'''

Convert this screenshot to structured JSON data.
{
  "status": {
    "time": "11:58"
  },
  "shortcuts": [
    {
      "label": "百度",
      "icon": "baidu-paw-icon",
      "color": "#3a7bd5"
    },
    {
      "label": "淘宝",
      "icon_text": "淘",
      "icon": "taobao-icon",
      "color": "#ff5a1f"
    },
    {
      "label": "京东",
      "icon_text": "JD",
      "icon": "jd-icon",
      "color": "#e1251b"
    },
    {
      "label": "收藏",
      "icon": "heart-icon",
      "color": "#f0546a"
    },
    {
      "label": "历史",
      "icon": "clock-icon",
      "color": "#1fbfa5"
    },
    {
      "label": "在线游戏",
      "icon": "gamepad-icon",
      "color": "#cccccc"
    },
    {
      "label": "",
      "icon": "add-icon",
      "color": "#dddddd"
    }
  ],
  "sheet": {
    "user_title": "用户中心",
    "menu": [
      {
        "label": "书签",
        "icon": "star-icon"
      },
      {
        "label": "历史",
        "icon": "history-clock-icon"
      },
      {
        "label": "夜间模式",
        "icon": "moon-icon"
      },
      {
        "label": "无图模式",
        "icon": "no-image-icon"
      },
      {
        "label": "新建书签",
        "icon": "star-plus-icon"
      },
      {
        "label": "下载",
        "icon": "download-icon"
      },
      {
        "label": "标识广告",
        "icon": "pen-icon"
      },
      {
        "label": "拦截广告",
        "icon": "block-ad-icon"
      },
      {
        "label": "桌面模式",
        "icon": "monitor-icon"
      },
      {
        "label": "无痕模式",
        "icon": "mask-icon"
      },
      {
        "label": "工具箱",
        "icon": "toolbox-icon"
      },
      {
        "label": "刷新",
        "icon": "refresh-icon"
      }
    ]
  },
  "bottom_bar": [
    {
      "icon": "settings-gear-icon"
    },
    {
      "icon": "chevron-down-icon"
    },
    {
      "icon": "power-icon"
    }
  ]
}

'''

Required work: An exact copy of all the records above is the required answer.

Solved exercise:
Convert this screenshot to structured JSON data.
{
  "status": {
    "time": "11:58"
  },
  "shortcuts": [
    {
      "label": "百度",
      "icon": "baidu-paw-icon",
      "color": "#3a7bd5"
    },
    {
      "label": "淘宝",
      "icon_text": "淘",
      "icon": "taobao-icon",
      "color": "#ff5a1f"
    },
    {
      "label": "京东",
      "icon_text": "JD",
      "icon": "jd-icon",
      "color": "#e1251b"
    },
    {
      "label": "收藏",
      "icon": "heart-icon",
      "color": "#f0546a"
    },
    {
      "label": "历史",
      "icon": "clock-icon",
      "color": "#1fbfa5"
    },
    {
      "label": "在线游戏",
      "icon": "gamepad-icon",
      "color": "#cccccc"
    },
    {
      "label": "",
      "icon": "add-icon",
      "color": "#dddddd"
    }
  ],
  "sheet": {
    "user_title": "用户中心",
    "menu": [
      {
        "label": "书签",
        "icon": "star-icon"
      },
      {
        "label": "历史",
        "icon": "history-clock-icon"
      },
      {
        "label": "夜间模式",
        "icon": "moon-icon"
      },
      {
        "label": "无图模式",
        "icon": "no-image-icon"
      },
      {
        "label": "新建书签",
        "icon": "star-plus-icon"
      },
      {
        "label": "下载",
        "icon": "download-icon"
      },
      {
        "label": "标识广告",
        "icon": "pen-icon"
      },
      {
        "label": "拦截广告",
        "icon": "block-ad-icon"
      },
      {
        "label": "桌面模式",
        "icon": "monitor-icon"
      },
      {
        "label": "无痕模式",
        "icon": "mask-icon"
      },
      {
        "label": "工具箱",
        "icon": "toolbox-icon"
      },
      {
        "label": "刷新",
        "icon": "refresh-icon"
      }
    ]
  },
  "bottom_bar": [
    {
      "icon": "settings-gear-icon"
    },
    {
      "icon": "chevron-down-icon"
    },
    {
      "icon": "power-icon"
    }
  ]
}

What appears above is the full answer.